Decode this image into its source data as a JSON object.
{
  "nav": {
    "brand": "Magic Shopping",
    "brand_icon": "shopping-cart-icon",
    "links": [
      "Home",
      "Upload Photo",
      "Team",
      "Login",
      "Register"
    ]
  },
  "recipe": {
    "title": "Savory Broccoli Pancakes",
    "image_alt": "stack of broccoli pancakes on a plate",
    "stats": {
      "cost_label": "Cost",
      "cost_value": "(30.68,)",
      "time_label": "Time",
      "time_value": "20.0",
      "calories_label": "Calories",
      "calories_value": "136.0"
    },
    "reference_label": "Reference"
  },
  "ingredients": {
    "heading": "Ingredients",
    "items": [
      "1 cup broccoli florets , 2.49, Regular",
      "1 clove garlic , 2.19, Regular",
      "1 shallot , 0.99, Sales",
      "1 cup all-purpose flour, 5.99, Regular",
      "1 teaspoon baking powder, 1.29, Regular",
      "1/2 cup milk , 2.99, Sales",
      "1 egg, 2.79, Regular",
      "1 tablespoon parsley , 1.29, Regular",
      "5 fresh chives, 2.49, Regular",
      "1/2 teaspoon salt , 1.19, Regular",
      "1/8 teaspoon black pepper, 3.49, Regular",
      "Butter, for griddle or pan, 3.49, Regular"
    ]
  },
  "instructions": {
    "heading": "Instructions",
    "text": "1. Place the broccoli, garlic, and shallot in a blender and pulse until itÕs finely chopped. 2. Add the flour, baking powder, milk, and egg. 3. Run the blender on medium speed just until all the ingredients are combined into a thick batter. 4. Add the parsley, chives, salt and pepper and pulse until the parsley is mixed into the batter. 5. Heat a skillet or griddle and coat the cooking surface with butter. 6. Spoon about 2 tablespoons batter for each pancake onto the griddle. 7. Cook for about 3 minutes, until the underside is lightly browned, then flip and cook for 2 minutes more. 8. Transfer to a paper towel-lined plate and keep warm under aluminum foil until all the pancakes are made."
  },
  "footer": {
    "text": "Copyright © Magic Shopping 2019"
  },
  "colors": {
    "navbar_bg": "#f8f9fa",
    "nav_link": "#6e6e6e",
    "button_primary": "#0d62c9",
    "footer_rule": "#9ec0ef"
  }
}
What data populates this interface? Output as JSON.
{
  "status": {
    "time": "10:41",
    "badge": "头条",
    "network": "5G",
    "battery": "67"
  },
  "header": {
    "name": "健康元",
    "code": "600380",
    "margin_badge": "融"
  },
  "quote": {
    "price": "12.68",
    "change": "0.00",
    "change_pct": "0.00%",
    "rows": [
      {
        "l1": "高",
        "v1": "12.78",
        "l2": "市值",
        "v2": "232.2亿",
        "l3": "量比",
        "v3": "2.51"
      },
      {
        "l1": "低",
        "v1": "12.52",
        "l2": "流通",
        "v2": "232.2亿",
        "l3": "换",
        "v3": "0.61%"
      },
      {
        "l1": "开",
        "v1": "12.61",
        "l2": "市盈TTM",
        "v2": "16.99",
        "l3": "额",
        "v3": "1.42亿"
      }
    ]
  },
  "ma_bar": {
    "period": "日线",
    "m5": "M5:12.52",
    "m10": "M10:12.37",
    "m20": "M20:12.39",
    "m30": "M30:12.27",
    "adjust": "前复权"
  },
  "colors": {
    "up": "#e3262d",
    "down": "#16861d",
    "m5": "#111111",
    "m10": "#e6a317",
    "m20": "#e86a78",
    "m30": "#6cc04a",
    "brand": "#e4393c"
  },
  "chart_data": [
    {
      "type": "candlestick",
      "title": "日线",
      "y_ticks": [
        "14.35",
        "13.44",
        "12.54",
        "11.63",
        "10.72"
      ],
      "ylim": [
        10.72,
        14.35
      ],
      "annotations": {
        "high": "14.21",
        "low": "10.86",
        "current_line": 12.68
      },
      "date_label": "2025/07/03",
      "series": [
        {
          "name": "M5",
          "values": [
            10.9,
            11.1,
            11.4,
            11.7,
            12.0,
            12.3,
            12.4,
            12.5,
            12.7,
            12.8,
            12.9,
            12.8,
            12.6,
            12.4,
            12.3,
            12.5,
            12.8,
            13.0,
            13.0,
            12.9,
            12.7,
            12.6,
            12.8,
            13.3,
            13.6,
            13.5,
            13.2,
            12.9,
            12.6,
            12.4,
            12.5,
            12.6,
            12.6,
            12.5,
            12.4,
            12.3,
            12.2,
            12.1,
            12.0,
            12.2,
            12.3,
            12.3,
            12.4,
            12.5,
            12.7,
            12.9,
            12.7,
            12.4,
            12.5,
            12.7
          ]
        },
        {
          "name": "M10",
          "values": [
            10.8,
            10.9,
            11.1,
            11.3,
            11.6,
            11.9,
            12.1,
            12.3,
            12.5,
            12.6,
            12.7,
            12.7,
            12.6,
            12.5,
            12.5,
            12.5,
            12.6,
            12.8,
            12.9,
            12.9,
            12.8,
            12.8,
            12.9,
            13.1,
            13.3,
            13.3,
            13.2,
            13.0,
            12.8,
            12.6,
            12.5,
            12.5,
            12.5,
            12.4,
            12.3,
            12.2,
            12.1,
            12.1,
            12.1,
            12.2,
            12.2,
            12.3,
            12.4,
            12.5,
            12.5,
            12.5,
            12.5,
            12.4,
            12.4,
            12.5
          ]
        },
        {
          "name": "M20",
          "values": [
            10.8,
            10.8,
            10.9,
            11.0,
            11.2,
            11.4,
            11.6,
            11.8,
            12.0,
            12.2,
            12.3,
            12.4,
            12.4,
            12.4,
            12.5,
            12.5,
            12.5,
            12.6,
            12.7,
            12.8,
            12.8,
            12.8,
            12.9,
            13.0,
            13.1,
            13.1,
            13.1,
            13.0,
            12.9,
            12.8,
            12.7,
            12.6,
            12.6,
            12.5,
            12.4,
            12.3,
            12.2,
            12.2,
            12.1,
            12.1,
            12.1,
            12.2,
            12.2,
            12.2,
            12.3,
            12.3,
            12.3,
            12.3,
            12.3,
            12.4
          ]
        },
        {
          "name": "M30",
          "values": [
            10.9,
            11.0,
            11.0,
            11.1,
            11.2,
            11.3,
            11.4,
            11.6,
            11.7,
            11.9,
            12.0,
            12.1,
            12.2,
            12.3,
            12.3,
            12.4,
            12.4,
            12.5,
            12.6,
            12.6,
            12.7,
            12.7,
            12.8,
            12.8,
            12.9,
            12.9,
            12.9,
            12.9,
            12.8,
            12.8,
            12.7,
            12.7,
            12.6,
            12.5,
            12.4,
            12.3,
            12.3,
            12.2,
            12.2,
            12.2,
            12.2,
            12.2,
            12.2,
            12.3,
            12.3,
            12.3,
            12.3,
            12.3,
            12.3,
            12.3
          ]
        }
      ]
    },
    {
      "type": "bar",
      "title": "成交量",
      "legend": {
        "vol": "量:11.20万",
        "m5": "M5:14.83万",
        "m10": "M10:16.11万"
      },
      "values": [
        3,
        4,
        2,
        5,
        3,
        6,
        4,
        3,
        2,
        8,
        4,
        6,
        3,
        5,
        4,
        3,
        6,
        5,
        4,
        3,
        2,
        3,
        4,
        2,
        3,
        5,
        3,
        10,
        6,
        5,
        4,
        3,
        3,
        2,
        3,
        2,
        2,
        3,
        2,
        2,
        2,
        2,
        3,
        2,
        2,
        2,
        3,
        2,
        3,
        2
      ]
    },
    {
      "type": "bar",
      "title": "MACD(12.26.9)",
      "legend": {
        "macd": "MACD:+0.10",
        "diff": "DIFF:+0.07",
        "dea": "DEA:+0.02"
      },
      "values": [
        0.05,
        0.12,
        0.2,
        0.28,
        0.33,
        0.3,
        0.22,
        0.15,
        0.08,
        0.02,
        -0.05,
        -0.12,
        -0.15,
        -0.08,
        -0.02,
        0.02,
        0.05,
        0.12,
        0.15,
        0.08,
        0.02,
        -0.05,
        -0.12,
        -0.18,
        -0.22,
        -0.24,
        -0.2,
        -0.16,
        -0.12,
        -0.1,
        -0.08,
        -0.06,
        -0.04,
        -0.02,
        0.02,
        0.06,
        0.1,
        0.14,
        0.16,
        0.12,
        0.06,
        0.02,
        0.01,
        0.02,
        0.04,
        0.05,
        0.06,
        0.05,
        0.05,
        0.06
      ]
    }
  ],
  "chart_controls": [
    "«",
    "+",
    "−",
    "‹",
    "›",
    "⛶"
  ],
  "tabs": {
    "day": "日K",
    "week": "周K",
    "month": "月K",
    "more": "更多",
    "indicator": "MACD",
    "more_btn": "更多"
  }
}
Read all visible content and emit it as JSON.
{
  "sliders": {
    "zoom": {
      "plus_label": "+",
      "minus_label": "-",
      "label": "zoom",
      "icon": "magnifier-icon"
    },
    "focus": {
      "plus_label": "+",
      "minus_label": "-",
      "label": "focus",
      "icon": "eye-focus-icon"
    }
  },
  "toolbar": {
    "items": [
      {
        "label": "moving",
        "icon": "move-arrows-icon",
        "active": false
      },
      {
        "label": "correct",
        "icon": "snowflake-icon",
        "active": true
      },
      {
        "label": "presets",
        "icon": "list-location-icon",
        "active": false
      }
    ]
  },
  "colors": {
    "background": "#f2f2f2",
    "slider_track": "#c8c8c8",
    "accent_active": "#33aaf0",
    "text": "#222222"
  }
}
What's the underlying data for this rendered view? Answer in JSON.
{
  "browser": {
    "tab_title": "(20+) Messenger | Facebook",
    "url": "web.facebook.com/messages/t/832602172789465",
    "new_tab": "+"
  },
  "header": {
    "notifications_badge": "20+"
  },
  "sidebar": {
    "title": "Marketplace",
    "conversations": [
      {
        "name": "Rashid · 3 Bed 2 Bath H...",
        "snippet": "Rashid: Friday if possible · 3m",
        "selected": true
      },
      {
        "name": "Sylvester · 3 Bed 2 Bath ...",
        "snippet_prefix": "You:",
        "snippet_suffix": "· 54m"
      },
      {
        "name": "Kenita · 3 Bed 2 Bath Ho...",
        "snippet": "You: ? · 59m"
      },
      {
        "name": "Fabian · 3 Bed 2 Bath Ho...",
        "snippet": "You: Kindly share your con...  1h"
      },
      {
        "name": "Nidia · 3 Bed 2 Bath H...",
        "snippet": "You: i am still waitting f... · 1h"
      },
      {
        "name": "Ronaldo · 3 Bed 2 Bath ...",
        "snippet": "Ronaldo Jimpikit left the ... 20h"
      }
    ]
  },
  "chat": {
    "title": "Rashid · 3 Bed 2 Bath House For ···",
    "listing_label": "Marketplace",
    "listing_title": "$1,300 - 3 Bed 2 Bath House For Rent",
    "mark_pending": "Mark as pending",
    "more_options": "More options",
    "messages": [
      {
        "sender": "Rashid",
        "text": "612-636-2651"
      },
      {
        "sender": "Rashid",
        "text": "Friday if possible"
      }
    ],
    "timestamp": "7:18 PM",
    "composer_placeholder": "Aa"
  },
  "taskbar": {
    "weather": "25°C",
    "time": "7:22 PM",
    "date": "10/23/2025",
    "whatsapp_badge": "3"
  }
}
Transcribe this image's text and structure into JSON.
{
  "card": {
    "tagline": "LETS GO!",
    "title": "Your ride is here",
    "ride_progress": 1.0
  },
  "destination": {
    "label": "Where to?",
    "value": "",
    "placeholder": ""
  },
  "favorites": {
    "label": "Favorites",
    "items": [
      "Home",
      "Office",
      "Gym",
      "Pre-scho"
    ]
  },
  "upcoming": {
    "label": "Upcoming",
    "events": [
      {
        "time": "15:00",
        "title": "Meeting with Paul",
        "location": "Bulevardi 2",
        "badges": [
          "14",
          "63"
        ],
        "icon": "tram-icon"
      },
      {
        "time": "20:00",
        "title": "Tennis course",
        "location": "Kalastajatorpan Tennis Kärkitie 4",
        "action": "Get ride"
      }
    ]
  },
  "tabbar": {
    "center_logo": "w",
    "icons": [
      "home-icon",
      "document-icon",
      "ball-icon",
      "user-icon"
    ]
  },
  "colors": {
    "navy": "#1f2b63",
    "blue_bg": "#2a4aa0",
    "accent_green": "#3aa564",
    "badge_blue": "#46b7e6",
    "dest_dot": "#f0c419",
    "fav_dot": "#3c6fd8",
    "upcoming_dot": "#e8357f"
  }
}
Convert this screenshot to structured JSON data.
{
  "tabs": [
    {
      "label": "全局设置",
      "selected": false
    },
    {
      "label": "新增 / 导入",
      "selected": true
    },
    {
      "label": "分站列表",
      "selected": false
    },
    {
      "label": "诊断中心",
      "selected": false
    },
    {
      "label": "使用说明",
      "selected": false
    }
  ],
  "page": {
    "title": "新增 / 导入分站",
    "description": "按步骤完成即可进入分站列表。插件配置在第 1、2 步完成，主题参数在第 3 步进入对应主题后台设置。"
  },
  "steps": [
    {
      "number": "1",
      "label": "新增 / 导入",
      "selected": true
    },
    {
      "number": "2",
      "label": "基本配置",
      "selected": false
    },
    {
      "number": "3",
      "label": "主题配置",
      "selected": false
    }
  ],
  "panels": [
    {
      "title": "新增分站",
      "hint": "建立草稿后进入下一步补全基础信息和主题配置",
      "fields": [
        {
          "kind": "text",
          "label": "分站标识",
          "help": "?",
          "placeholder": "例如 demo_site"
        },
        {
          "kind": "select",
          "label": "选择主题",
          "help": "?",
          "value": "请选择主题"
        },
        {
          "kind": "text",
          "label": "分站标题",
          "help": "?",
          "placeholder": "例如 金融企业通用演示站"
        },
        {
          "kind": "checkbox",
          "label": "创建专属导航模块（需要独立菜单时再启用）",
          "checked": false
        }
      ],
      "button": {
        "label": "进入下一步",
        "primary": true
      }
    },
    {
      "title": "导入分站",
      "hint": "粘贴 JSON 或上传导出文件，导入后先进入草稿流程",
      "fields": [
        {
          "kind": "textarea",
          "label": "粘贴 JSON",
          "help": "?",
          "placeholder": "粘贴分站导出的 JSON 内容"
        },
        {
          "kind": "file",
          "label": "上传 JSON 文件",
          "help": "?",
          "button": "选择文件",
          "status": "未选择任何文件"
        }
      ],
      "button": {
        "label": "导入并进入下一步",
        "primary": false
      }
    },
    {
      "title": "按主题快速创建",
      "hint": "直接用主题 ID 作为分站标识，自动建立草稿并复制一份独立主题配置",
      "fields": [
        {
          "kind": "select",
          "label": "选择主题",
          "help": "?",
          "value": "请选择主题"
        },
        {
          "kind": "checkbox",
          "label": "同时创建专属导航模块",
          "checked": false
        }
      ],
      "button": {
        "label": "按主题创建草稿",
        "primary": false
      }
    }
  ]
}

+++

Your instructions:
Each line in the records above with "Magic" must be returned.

Finished exercise:
    "brand": "Magic Shopping",
    "text": "Copyright © Magic Shopping 2019"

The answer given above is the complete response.